Liebman Villavecchia Arquitectos
FAD 1998 Award – Selected
The house, built in the mid-19th century, had been occupied by a series of tenants in recent years, during which time additions and alterations had been made which had drastically distorted the original structure of simple squarish spaces on either side of a central staircase.
It was built of thick stone walls and a variety of traditional vaulted brick ceilings. The original sitting room on the first floor, with a balcony overlooking the street, had frescoed handkerchief ceilings. The original kitchen/dining room, also on the first floor, was adjacent to a small garden which terraced very steeply to a back street. The top floor had little more than a lookout towards the bay used as a very primitive summer sitting room. The ground floor with a wide arched door to the street was originally a storage space for sea-related artefacts: dinghies, nets, anchors etc. It also contained a water cistern as well as underground wine storage.
In our remodelling scheme particular emphasis was placed on the upper floor, the most luminous level of the house and expansive views, to the east overlooking the bay, and to the west across a landscape of hills and Mount Pení. A new insulated roof was built reusing the old terracotta tiles. The former terrace lookout was removed and a sequence of interrelated living spaces -sitting room, kitchen and dining room- were created around the existing stairwell for which a new skylight was made.
While the street facade was left practically untouched, the garden facade was significantly modified to accommodate a new entry sequence from the high-level back street, through the garden and to the house’s second floor. On the first and second floors two en suite bedrooms were located, the latter of which were originally “alcoves” connected to each main space. The original kitchen on the first floor was turned into a second living area adjacent to the garden. The extensive remodelling of the garden around an existing cypress tree, with planting and stone terracing as well as steel and wooden platforms, makes possible the upper-level entry as well as the interconnection of the different garden levels.

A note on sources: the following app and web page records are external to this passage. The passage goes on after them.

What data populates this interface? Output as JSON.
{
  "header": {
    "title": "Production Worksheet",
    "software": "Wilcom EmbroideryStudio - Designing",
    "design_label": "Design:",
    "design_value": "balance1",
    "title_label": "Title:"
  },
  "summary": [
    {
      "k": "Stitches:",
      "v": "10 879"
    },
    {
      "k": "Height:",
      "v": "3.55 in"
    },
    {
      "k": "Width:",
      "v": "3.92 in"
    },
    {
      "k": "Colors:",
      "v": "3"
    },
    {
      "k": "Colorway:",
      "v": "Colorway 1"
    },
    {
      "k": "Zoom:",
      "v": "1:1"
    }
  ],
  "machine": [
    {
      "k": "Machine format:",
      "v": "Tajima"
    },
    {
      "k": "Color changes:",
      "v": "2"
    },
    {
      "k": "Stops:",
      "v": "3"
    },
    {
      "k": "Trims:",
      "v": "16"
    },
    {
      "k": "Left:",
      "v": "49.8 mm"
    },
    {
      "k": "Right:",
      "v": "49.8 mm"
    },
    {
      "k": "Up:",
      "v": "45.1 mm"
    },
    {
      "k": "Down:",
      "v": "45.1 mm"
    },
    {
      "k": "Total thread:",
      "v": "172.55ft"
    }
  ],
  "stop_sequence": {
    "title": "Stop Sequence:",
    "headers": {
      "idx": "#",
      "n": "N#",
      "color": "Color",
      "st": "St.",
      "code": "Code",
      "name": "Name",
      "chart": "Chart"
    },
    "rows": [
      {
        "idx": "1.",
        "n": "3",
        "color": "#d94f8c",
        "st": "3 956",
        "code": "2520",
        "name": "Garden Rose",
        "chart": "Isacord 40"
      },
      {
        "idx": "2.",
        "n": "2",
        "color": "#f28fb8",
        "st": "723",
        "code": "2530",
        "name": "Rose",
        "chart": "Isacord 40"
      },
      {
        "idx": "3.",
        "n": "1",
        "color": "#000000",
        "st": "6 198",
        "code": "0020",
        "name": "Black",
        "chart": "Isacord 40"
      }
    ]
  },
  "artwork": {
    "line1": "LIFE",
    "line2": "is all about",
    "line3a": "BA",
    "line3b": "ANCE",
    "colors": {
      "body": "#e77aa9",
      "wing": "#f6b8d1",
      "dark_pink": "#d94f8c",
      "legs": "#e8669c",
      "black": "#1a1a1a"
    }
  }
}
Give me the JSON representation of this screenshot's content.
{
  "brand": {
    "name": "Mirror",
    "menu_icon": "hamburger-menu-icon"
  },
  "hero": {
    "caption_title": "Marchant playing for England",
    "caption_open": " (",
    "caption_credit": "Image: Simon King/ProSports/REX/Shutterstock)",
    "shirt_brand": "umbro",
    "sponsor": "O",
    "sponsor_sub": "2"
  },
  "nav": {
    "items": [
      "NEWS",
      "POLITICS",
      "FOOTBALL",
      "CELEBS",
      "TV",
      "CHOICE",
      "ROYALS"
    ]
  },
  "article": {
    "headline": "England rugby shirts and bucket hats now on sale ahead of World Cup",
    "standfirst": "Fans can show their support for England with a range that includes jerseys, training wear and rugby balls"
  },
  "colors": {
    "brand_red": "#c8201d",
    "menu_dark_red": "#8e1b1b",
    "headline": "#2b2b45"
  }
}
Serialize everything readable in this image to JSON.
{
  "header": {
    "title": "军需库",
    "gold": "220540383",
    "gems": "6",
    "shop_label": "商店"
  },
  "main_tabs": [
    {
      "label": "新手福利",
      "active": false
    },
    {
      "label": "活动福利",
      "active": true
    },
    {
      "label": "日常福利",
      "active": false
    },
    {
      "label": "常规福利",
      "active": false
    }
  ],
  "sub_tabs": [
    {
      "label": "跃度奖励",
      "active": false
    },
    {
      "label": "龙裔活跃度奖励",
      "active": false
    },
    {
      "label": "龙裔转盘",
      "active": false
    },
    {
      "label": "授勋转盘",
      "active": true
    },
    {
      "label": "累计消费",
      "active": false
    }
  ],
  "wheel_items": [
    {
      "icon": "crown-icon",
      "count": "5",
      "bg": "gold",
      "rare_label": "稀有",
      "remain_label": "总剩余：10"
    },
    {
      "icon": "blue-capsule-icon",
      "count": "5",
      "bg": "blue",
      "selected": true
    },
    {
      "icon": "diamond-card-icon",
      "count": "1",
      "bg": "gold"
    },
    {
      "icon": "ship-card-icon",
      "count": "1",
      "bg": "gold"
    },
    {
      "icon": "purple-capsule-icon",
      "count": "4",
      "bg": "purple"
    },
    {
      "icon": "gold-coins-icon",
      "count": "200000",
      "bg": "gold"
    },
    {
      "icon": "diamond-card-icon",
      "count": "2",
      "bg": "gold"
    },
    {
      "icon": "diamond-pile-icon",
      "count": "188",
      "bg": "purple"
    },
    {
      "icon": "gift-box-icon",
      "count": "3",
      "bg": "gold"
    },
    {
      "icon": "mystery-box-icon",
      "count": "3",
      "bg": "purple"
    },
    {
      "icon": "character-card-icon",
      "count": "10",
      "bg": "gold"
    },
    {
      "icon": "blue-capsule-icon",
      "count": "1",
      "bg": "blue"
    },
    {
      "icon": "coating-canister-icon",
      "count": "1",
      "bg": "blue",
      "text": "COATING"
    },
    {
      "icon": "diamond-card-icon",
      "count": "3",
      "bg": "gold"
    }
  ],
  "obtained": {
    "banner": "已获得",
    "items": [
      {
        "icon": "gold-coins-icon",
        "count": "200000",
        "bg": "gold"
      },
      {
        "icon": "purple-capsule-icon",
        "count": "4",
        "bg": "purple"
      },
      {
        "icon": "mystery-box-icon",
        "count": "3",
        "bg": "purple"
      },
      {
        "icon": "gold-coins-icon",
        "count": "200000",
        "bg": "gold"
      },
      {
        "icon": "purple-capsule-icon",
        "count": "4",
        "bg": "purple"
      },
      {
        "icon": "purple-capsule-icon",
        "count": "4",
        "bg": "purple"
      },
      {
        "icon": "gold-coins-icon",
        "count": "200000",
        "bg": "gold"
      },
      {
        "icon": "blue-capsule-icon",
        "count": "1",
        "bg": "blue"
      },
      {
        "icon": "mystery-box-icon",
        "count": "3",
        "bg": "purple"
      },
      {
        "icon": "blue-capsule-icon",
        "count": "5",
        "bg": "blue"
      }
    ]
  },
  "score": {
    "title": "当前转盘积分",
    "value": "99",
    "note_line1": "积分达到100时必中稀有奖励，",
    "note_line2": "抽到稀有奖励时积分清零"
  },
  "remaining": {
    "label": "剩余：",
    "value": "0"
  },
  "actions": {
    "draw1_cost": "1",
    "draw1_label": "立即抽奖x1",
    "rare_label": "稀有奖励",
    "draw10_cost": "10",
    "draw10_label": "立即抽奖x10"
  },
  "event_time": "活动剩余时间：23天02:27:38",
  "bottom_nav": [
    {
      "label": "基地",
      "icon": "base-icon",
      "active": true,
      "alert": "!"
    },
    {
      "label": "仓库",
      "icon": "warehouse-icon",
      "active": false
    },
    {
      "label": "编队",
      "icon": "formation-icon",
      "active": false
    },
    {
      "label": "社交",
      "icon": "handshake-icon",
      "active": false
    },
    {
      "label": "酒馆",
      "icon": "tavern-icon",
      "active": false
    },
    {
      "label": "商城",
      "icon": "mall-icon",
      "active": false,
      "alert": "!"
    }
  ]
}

The original house had been “carved” into the stone hillside leaving an existing gap between the building’s stone walls and the natural terrain, allowing for the creation of a new lightwell at the rear of the otherwise dark ground floor. This brick-tile vaulted space was cleared of debris and restored and is the first room encountered upon entering the house from the main street entrance.
Photographer, Michael Moran